Ah, summer: childhood, friendship, fatherly love, baseball, bigamy, infernal machines, Werner von Braun, an encounter with ultimate evil and maybe, just maybe, a little bit of divine intervention: these are the constituent elements of The Reincarnation of Lou Gehrig, my paean to growing up in the early 1960s and the lead-in to my latest collection of short stories, KID STUFF. (Buy it here.)
For those of you too young to remember those halcyon days, it was indeed rocket science, to wit…
Then came the fortunate day when, owing to a hidden engine defect, one of my rockets caught fire in flight, descended in a wholly unanticipated trajectory and set Mrs. Trubiano’s patio umbrella ablaze. While the damage was slight and the old lady’s reaction inappropriately hysterical as far as I could judge, the fire department showed up and I was given an official public reprimand. The tale grew in the telling and my reputation was made. Because my hobbies included confirmed incendiary devices, I could not be considered a mere dork. By the age of thirteen, I had become officially weird. For a budding intellectual, this was the best of the available classifications. No one messes with a weird kid. I was left to pursue my researches in peace.
Publisher Annie Acorn has described Reincarnation as “a roller-coaster of a tale,” “an amazingly fast-paced ride,” and warns you to “[b]ring along a large handkerchief, because we guarantee you’ll laugh until you cry as you read this one!”
But Reincarnation is only the beginning of KID STUFF, which also includes:
The Mystery of Ambrose Pouter: To prove himself to a smart-aleck muffin-baking ingenue, a brainy, young boy goes blueberry-picking on a high, rocky ledge. There, on the slippery edge of fate, he has a fateful encounter with his brawny rival for the budding femme fatale’s affection. Did he fall? Was he pushed?

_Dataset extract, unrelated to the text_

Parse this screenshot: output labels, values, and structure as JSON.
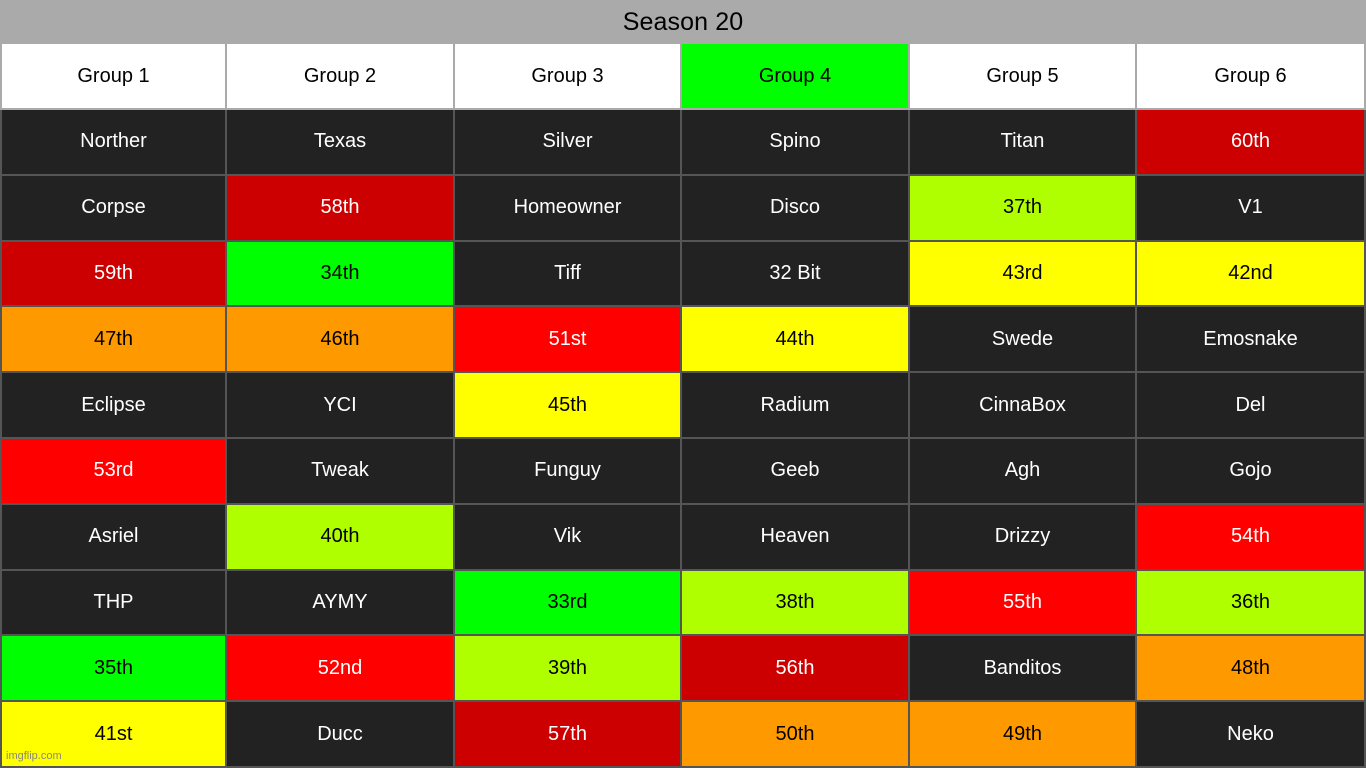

Or was the cause something too awful to believe?
The Molasses Man: In the middle of a heat wave, a slow-as-molasses handyman tempts a sickly youngster to become as slow as he is. Will the boy give in to the heat and the temptation? Or will some timely advice turn him around?
Never Tell A Rabbit To Bring A Friend: A children’s story, in which a young boy ignores his know-it-all sister’s bossy warning, feeds a wild rabbit, and learns a hard truth about multiplication.
Down The Cape: A youngster comes of age when a sudden gale hits his grandfather’s seaside summer cottage and everything in his young life abruptly changes.
The volume is more substantial than you might think. Ambrose Pouter and Down The Cape are both novella-length, while Molasses Man weighs in as a novelette. So fill up your long afternoons this summer with Kid Stuff.
Buy KID STUFF at any one of the links below:
- Kindle eBook: https://bit.ly/JoeEliseon-KidStuff
- B&N Nook: https://bit.ly/JoeEliseon-KidStuffBN
- Kobo eBook: https://bit.ly/JoeEliseon-KidStuffKobo
- Amazon Paperback: https://bit.ly/JoeEliseon-KidStuffPPB